Florentine footnote: Although native to Asia Minor, spinach is closely associated with Italy. Catherine de Medici, the Italian-born wife of France’s King Henry II, gets credit for popularizing spinach dishes as “Florentine.” According to food lore, the queen brought chefs from her native Florence to France in the 1500s to cook spinach the way she liked it.
Warm Spinach Salad
This comfort-food salad’s bold dressing has big umami flavor and meaty texture, thanks to mushrooms and sun-dried tomatoes, plus a heady smokiness from Spanish smoked paprika.
4 medium sun-dried tomatoes, not oil-packed (1/2 ounce)
1/2 cup boiling water
8 ounces baby spinach leaves (about 8 cups lightly packed)

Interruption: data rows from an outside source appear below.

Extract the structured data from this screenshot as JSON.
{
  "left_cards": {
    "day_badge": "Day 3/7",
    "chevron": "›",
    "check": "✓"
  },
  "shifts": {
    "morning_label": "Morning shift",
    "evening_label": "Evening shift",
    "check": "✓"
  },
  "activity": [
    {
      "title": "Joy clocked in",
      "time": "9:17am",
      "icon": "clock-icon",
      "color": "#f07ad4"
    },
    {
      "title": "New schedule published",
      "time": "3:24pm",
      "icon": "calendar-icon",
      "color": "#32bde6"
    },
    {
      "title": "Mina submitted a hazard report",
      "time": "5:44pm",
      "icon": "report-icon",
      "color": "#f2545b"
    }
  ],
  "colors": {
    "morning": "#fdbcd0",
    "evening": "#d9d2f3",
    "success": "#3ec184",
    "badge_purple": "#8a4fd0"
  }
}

1/2 small red onion, thinly sliced into half-moons
3 tablespoons olive oil
8 ounces mixed mushrooms, cleaned, stemmed and sliced

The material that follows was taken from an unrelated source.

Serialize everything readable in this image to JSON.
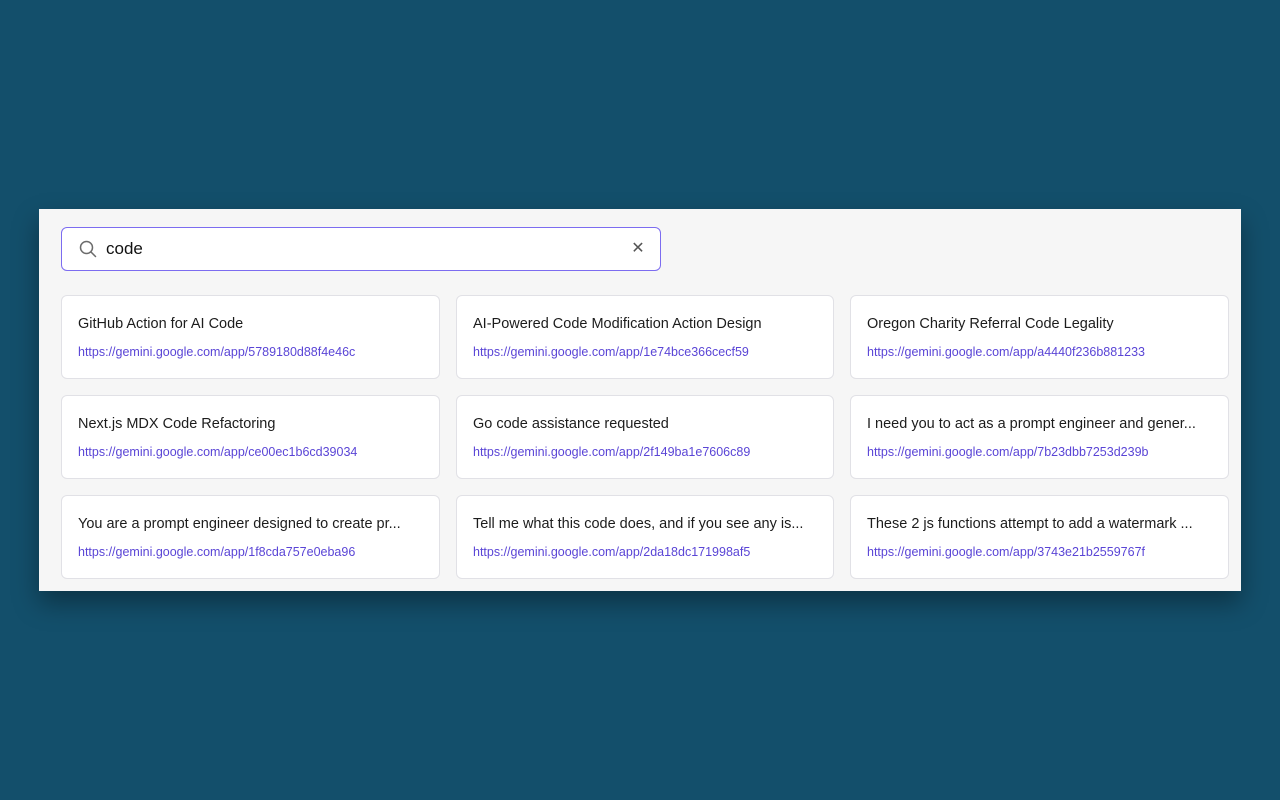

1 clove garlic, minced
1 teaspoon Spanish smoked paprika (pimenton)
1 tablespoon sherry vinegar
1/4 teaspoon salt, plus more as needed
1/4 teaspoon freshly ground black pepper
Place the sun-dried tomatoes in a medium bowl. Pour the boiling water over them, then allow them to soak and rehydrate for 15 minutes. Drain and reserve the soaking liquid, then thinly slice the sun-dried tomatoes.
Toss the spinach and red onion together in a large bowl. Heat 1 tablespoon of the oil in a large skillet over medium-high heat. Once the oil shimmers, add the mushrooms and stir to coat; cook for about 8 minutes, stirring occasionally, until their moisture has evaporated and they are well browned.
Stir in the rehydrated sun-dried tomatoes, the garlic and smoked paprika; cook for 1 minute. Reduce the heat to low, then stir in the reserved sun-dried tomato soaking liquid, the vinegar, salt and pepper and the remaining 2 tablespoons of oil.
Pour the warm mushroom mixture over the spinach and onion in the bowl; toss well until the spinach is well coated and slightly wilted. Taste, and add salt as needed. Serve right away.
Per serving: 140 calories, 4 g protein, 8 g carbohydrates, 11 g fat (2 g saturated), 0 mg cholesterol, 220 mg sodium, 3 g fiber, 3 g sugar
(Recipe from nutritionist and cookbook author Ellie Krieger.)
One should consult a Rav regarding checking of problematic vegetables for infestation.